(check-expect (generate-encoding (explode "AAAAAAAAAAGCCCCC")) dt1)
(check-expect (generate-encoding empty) (make-end))
Hint: Use the helper functions you designed in Exercises 12 and 13 to turn the problem (explode "AAAAAAAAAAGCCCCC") into the subproblem (explode "GCCCCC").

Exercise 15. Design a function encode-dna-tree that takes a DNATree as input and produces the run-length encoding. Here are two examples:
(check-expect (encode-dna-tree dt1) (explode "A10G1C5"))
(check-expect (encode-dna-tree (make-end)) empty)
Hint: Follow the template for processing a DNATree.

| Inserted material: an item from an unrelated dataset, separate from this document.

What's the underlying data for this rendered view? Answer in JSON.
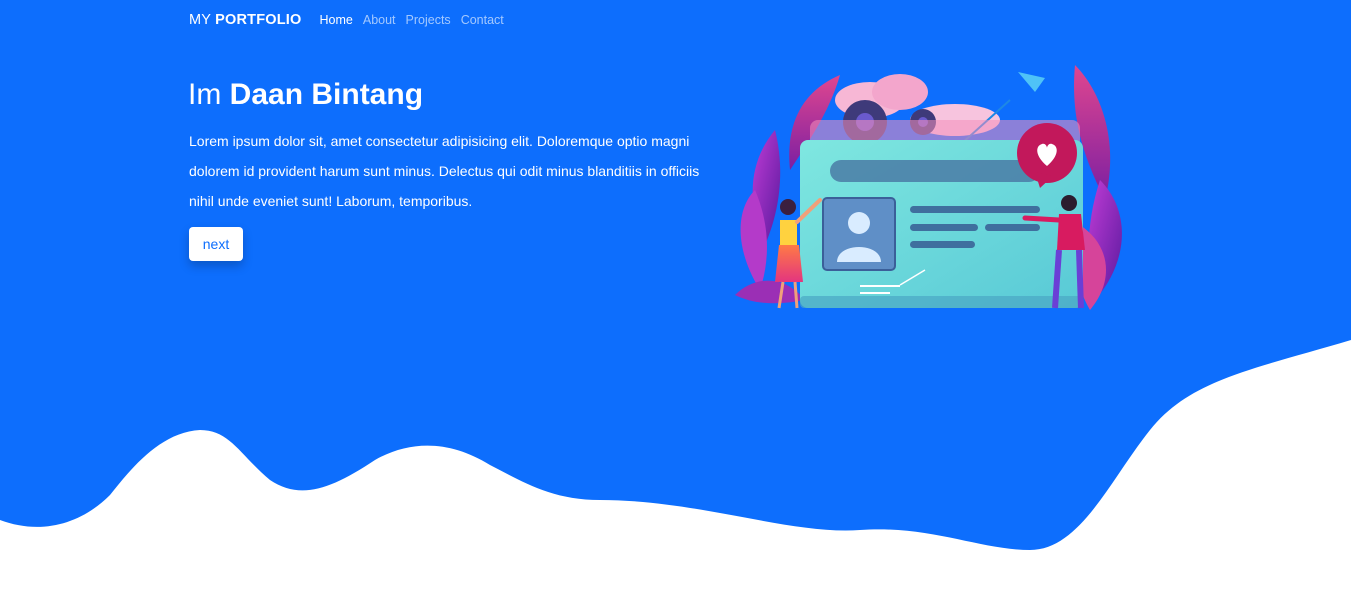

Also, use the built-in functions number->string and explode.

Exercise 16. Combine generate-encoding and encode-dna-tree to design a function encode that consumes a DNA string and produces its run-length encoding. Again, assume that the given DNA string will only consist of upper-case A, C, G and T. Here are two examples:
(check-expect (encode (explode "AAAAAAAAAAGCCCCC")) (explode "A10G1C5"))
(check-expect (encode empty) empty)
Hint: The definition of encode is very short, does not use recursion, and can be written just by looking at the signatures of generate-encoding and encode-dna-tree.

4 Challenges

Exercise 17. Abstract from the helpers drop-digits and drop-letter you designed in Exercises 7 and 12.

Exercise 18. Abstract from the helpers you designed in Exercises 8 and 13.

Exercise 19. Think: on what kinds of input is run-length encoding most efficient (compresses the most) versus least efficient (compresses the least)? Express your answer by defining two constant DNA sequences very-efficient and very-inefficient, such that
(> (compression-ratio very-efficient) 100)
(< (compression-ratio very-inefficient) 1)
 
; compression-ratio : [ListOf 1String] -> Number
; returns how many times shorter encode makes the given string
(check-expect (compression-ratio (make-list 4 "A")) 2)
(check-expect (compression-ratio (make-list 2 "A")) 1)
(define (compression-ratio dna)
  (/ (length dna) (length (encode dna))))